Schools Minister says students won't be charged to sit exams after A-levels fiasco

13 August 2020, 20:36

Schools Minister Nick Gibb tells Iain Dale pupils won't need to pay to sit exams

Schools Minister Nick Gibb has told LBC students who are disappointed with their A-level results won't be charged to sit their exams.

Thousands of students were left gutted on Thursday after their A-levels were downgraded by a government algorithm, which had been set up to determine grades after exams were cancelled due to Covid-19.

Students who are unhappy with their results will be able to appeal them, and if they are not happy with the results of that then the option will be there for them to sit the exams in the Autumn.

Usually exam resits come with fees attached, but Mr Gibb told Iain Dale they will not be made to pay under these circumstances.

When asked if fees would be waived, he said: "We are doing that.

"There won't be any fee for any student who takes an exam in the Autumn, so they can be assured about that."

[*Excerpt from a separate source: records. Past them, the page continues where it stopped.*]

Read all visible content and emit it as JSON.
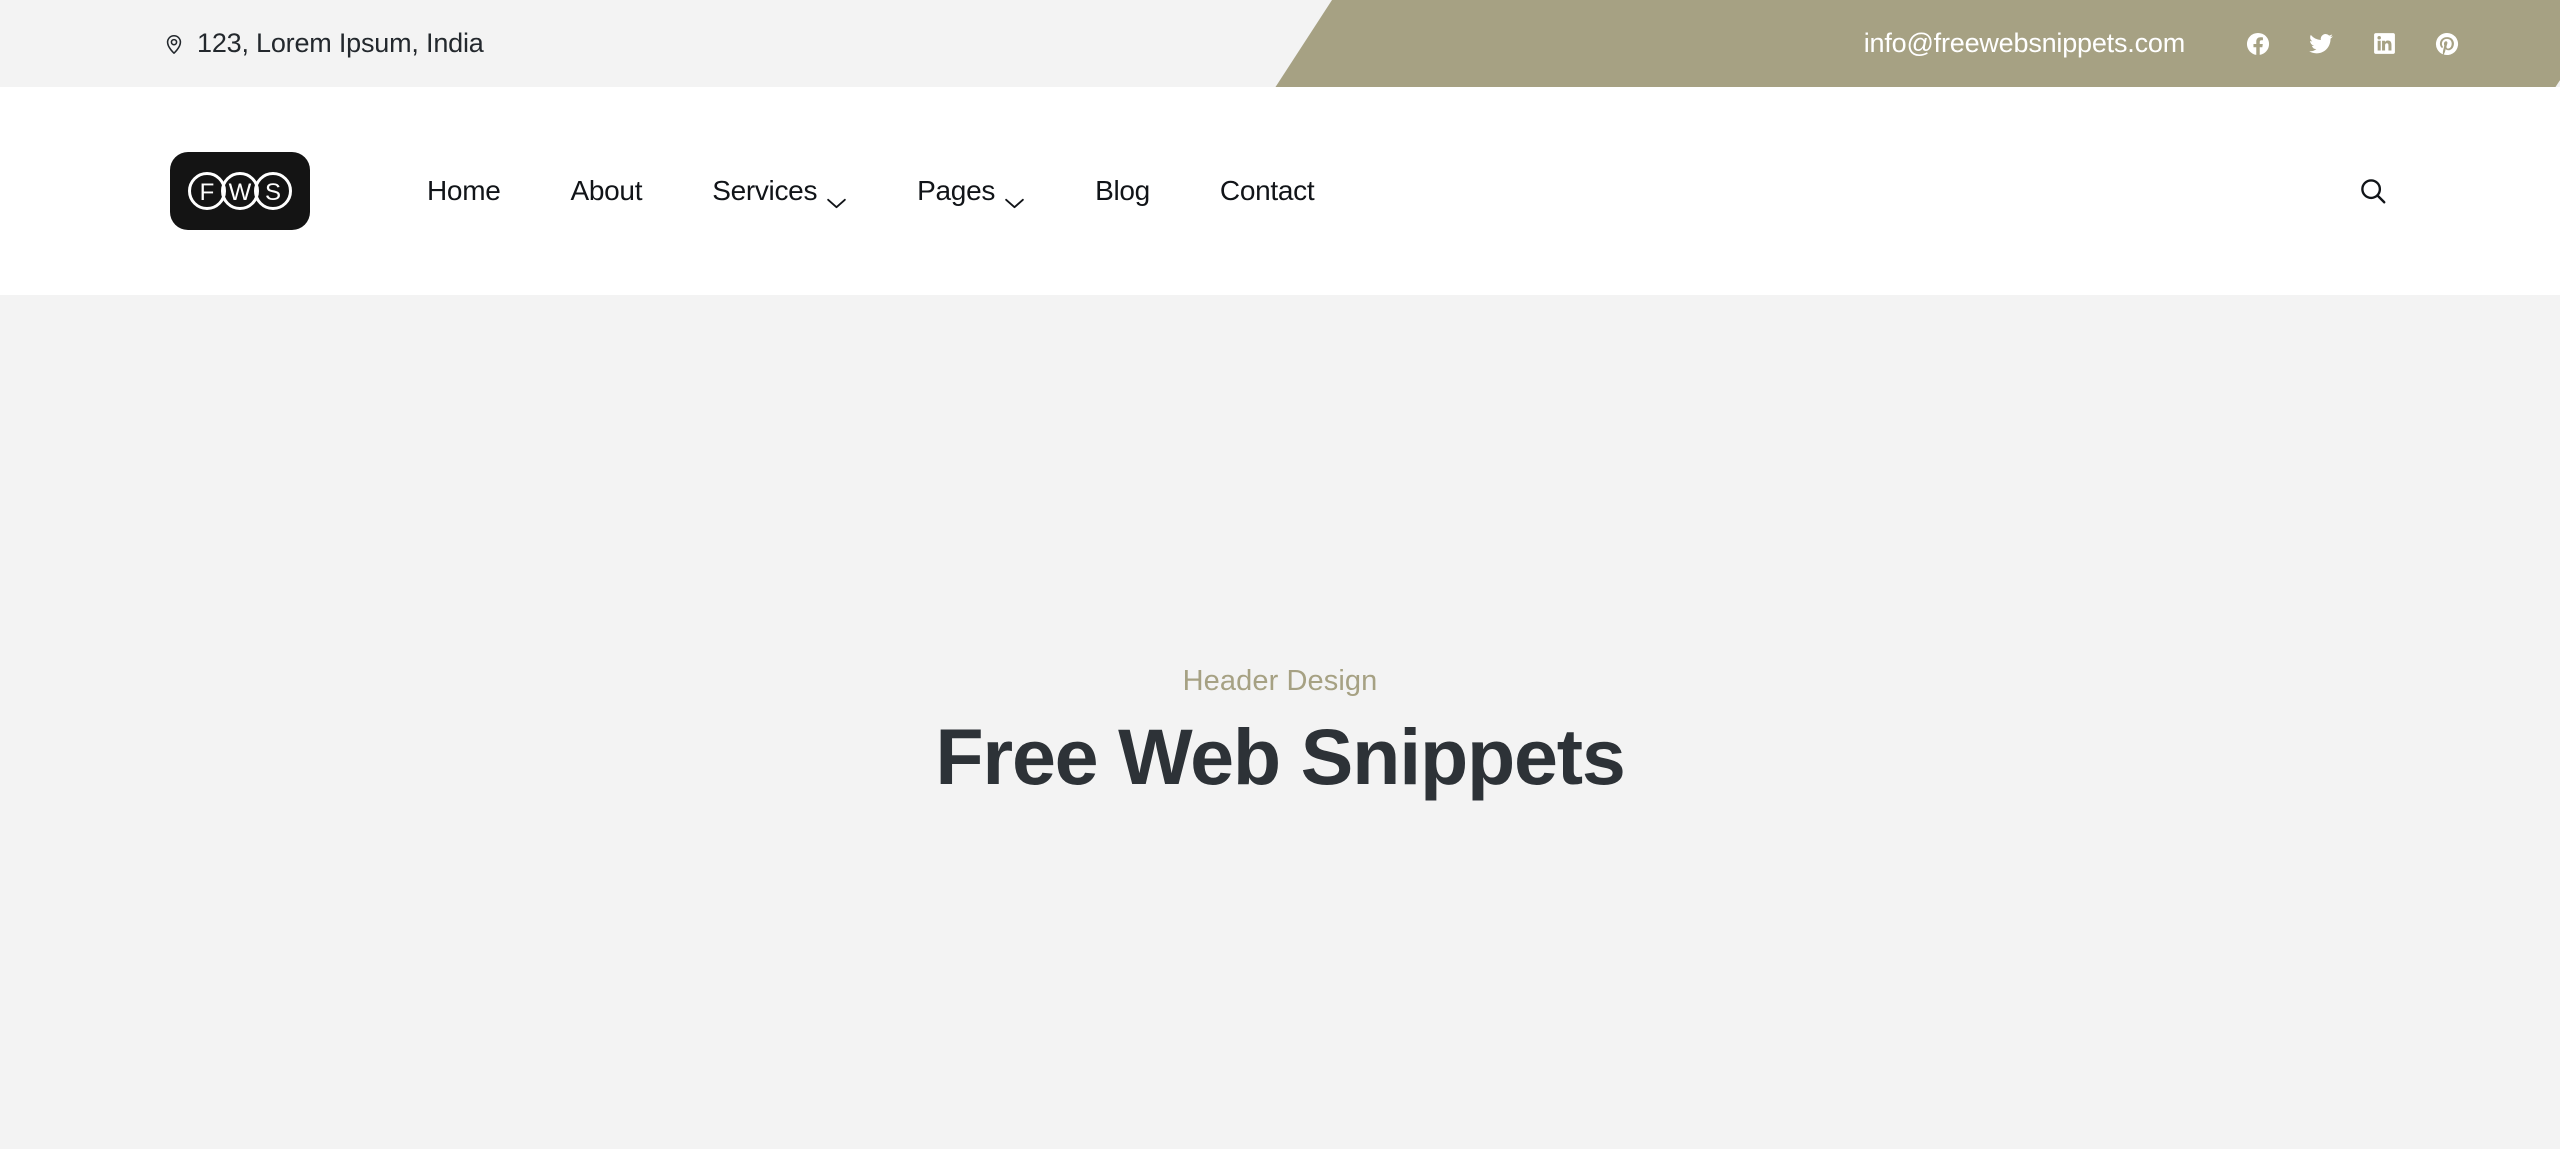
{
  "topbar": {
    "address": "123, Lorem Ipsum, India",
    "address_icon": "location-pin-icon",
    "email": "info@freewebsnippets.com",
    "band_color": "#a6a183",
    "background": "#f3f3f3",
    "socials": [
      {
        "name": "facebook-icon",
        "label": "Facebook"
      },
      {
        "name": "twitter-icon",
        "label": "Twitter"
      },
      {
        "name": "linkedin-icon",
        "label": "LinkedIn"
      },
      {
        "name": "pinterest-icon",
        "label": "Pinterest"
      }
    ]
  },
  "header": {
    "logo": {
      "text": "FWS",
      "letters": [
        "F",
        "W",
        "S"
      ],
      "background": "#141414"
    },
    "nav": [
      {
        "label": "Home",
        "has_dropdown": false
      },
      {
        "label": "About",
        "has_dropdown": false
      },
      {
        "label": "Services",
        "has_dropdown": true
      },
      {
        "label": "Pages",
        "has_dropdown": true
      },
      {
        "label": "Blog",
        "has_dropdown": false
      },
      {
        "label": "Contact",
        "has_dropdown": false
      }
    ],
    "search_icon": "search-icon"
  },
  "hero": {
    "eyebrow": "Header Design",
    "title": "Free Web Snippets",
    "background": "#f3f3f3",
    "eyebrow_color": "#a6a183",
    "title_color": "#2d3237"
  }
}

Despite the government initially saying pupil's mock exams would count towards their final grade, a school's historical performance has been applied, dragging down thousands of other grades.

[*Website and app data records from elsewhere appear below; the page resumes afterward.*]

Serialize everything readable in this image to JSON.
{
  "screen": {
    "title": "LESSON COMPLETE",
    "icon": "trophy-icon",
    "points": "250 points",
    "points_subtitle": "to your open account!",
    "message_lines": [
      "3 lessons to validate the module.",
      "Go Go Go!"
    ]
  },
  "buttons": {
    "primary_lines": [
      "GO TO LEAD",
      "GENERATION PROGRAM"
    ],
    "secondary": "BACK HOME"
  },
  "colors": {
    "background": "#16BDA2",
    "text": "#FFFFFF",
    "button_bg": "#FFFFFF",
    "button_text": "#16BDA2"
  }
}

Listen to the rest of the interview below

Schools Minister Nick Gibb tells Iain Dale pupils won't need to pay to sit exams

But the despite the upset, the government has stuck firm to their decision, with Prime Minister Boris Johnson calling the system "robust and dependable."

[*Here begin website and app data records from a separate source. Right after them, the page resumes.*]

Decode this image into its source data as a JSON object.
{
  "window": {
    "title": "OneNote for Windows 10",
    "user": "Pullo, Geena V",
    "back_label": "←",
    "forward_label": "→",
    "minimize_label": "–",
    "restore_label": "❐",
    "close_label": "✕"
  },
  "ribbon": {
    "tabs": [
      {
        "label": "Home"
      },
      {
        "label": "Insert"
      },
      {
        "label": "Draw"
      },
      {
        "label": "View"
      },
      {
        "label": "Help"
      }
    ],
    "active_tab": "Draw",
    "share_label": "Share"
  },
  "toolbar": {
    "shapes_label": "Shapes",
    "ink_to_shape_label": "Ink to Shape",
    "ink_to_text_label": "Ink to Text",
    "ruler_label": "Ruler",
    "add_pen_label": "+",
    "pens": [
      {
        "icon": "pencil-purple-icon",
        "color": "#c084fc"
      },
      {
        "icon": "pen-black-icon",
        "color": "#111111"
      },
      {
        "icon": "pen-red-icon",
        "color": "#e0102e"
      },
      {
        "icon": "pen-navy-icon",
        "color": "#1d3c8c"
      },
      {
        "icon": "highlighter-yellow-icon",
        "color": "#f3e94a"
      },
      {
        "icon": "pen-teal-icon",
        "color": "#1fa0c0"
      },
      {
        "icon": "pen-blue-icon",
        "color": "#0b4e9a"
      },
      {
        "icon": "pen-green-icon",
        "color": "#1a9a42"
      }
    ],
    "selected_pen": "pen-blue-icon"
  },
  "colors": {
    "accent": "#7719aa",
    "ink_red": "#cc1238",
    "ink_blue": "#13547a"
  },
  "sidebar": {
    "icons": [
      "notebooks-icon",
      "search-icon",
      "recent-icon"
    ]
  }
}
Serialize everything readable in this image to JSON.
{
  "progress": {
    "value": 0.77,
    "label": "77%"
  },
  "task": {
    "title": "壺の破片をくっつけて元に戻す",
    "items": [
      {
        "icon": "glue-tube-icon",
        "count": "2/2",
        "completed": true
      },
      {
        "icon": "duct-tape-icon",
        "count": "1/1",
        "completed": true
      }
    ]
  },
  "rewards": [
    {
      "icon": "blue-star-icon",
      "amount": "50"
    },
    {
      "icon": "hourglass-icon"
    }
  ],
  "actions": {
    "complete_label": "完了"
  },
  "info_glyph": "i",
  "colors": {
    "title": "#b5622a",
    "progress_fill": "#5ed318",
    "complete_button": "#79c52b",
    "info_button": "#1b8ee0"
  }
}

However his remarks came after the process was roundly criticised by people including Labour leader Sir Keir Starmer who said that the results were an example of a "deep injustice".

Sir Keir said the algorithm to determine student's grades this year has failed and has led to students unfairly losing out on opportunities.

Speaking at Queen Elizabeth Sixth Form College in Darlington, he said: "It's the system that has downgraded and has robbed them of a chance to do something - go on to university, go on to college, go on to the job they wanted to do."

The process was also roundly criticised by students, many of whom complained they had received grades far lower than what they had been expecting.

One student, Aaron from Croydon, was predicted an A* and two As for his A-levels, but when the results came today, he ended up with BCC - a drop of six grades